What this task involves
When a line in the entries contains the word "notes", copy that line in full.

App and web page records:

== Segment start ==

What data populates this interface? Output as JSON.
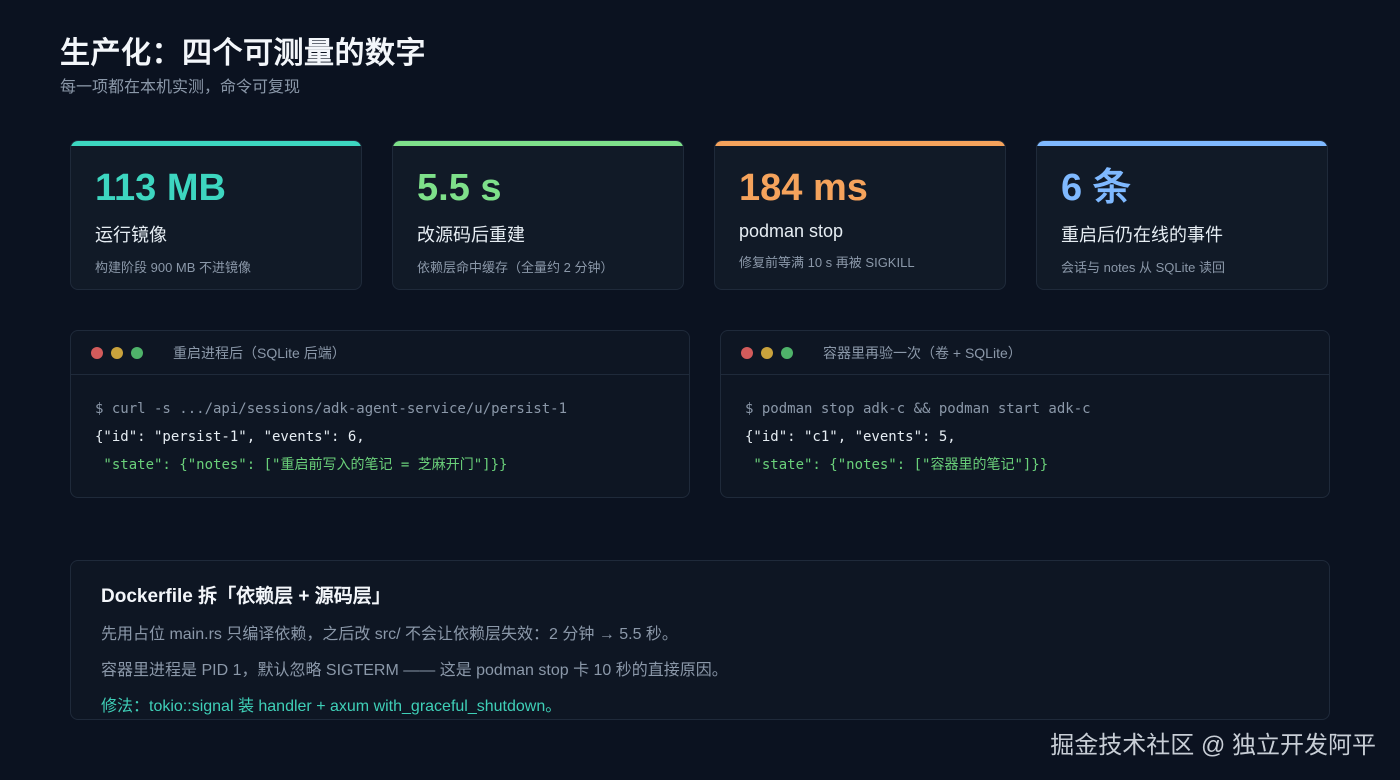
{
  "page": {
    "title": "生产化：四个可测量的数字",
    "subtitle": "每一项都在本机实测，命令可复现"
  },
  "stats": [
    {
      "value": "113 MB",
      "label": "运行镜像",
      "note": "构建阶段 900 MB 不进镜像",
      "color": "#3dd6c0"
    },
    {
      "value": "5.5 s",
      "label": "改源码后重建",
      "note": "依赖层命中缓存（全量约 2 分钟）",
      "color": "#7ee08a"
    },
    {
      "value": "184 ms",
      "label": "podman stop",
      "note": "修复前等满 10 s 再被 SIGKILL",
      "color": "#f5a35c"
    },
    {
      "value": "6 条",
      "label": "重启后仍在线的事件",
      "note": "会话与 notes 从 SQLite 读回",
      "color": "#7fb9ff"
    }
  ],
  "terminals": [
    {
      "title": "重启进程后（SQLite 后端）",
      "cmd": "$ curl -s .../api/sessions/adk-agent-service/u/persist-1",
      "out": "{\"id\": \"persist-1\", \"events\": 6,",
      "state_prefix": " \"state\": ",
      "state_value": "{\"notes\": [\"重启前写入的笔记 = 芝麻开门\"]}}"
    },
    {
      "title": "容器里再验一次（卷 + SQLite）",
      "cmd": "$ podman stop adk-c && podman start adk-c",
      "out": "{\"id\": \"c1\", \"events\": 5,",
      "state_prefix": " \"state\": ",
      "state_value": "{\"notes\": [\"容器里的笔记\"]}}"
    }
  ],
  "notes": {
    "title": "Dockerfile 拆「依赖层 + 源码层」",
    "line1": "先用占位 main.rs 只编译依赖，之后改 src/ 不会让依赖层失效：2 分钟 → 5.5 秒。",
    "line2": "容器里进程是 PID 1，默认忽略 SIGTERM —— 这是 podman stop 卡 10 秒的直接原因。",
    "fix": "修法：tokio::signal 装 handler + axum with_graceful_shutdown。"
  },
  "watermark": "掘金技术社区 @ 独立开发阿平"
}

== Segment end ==

Written solution
      "note": "会话与 notes 从 SQLite 读回",
      "state_value": "{\"notes\": [\"重启前写入的笔记 = 芝麻开门\"]}}"
      "state_value": "{\"notes\": [\"容器里的笔记\"]}}"
  "notes": {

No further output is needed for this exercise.